While all of us who have earned an FAA balloon rating can technically be called a pilot, for some, “floater” might be a more appropriate term. I don’t think anyone intentionally aspires to fit this label as its characteristics tend to evolve due to many circumstances. I have developed a little questionnaire that while not as scientific as a Cosmo quiz, it will give you an idea as to whether you might have a toe in this category.
Do you tend to fly from the middle or “rear” of the basket?
Does the balloon take you in directions in your flying area that make you nervous before you even get there?
Are you afraid to get near power lines in smooth air?
Do you have to carry your balloon out on occasion?
Do you have landowner issues more than the next pilot?
Do you use the vent to initiate a final descent to landing?
Are you and your crew unsure of where you will be landing until you are firmly on the ground?
If you have answered yes to very many of these questions, it might be time to invest some time and effort into retuning your pilot skills. “Floater” behavior creeps up slowly over time and can diminish your flying enjoyment substantially if you don’t face it and do something about it.
I find this disease most often attacks pilots that don’t challenge themselves in their flying on a regular basis. This could be because the flying area is easy and the social aspect of the sport becomes more important. The other justification I have heard is that ballooning should be “fun” and that anything that smacks of focus and extra effort is not appropriate. Nothing could be further from the truth.
I have seen many students progress over time. Those that are sincere about honing their skills, always enjoy the sport more fully. They are not nervous in normal flight, they land in great places with easy access and they can even tell their crew where they are going to land with 90% certainty. If you have become a closet “floater” over time, there are some things you can do about it.
One way to exit the slump is to hire a local pilot whose skills you admire and take a flight or 2 to find out what their mindset is while they fly. It helps the confidence tremendously to actually participate in and see some tight navigation and aggressive maneuvers to a landing area. Afterwards, you can practice at your own pace and gain the skill over a period of time. Even the thrill of improving slowly adds another dimension to this wonderful sport.
One sure fire method of self improvement is competing. For years I have heard that competing is only for the egomaniacs or the “I just want to have fun” rationale for not competing. In some places, it’s true that the competitive atmosphere gets a little heavy but you don’t have to let it affect you. Everyone has an ego and it can be embarrassing to lay it on the line and end up at the bottom of the list. However, with focus, you will improve and you will not only be able to transfers these skills to pleasure flying enjoyment and safety but you will eventually get your turn at the podium. There is nothing like lining up on a target and actually having the balloon go where you want it to go.

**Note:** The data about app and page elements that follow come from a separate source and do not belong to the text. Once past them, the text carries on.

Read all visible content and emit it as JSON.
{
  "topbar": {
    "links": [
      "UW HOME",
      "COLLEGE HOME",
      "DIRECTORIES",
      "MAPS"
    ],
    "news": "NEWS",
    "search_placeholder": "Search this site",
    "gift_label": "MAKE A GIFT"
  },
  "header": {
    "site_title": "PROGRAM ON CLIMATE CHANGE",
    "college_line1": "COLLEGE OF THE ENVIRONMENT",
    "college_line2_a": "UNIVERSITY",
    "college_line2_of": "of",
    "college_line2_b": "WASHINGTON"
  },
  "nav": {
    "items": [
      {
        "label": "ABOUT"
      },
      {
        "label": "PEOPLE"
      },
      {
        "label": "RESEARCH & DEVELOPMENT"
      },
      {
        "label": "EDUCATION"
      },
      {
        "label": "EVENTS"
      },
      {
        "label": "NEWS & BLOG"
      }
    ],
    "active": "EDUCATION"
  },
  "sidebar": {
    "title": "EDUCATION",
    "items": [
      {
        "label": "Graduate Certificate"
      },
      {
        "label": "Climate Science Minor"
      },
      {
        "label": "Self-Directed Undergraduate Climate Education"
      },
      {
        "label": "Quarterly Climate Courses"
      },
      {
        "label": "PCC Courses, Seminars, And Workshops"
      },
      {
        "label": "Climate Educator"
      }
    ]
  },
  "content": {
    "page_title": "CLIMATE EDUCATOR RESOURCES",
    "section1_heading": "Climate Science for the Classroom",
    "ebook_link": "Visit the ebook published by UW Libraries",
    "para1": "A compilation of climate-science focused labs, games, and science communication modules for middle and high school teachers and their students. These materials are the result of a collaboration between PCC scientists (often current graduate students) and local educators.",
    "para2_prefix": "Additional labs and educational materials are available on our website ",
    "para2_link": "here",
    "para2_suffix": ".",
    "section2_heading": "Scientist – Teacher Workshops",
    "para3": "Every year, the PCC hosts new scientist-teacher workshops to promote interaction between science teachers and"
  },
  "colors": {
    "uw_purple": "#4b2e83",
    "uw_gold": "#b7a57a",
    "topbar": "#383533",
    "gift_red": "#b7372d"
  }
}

Self improvement without some form of physical or visual inspiration is difficult. However, it is possible for a floater to “rise” to the occasion with some focus and objectives. If there is no one there to help or push you along, you can use the following techniques. First of all, evaluate the balloon’s direction at takeoff and go to the front of the basket and even lean over the bolster or siderail a little for an unobstructed view of 180 degrees of the terrain ahead of you. Look down vertically and pan up to the horizon along the perceived direction of travel. Do this several times and you will suddenly “see” your ground track. Pick a landmark downwind that looks like it is directly in your path. Focus on that landmark while you fly. Do not lose focus. After a few moments, you will probably notice that you are going to one side of the selected landmark or the other. Pick another landmark further downwind that is more precisely in your path. Continue this process over and over. When you feel that your track is fairly sustainable using altitude control, look in the direction of another wind layer (surface or upper) and evaluate using one of them to get to a favorable spot ahead of you. Calculate when to go to the other wind and go at the appropriate time and try to make the objective. It is important to persist in trying to get to the objective. If you give up right away when the turn doesn’t work right you won’t improve much.
This is not new information. However floating is an insidious mental phenomena. It creeps up slowly and robs you of your skills before you know it. Take the balloon by the crown line and make it go where you want it to go. Leave that “Sissy Rope” in its pouch and land the balloon by yourself whenever possible. Your flights will be safer, and much more enjoyable as a “pilot”.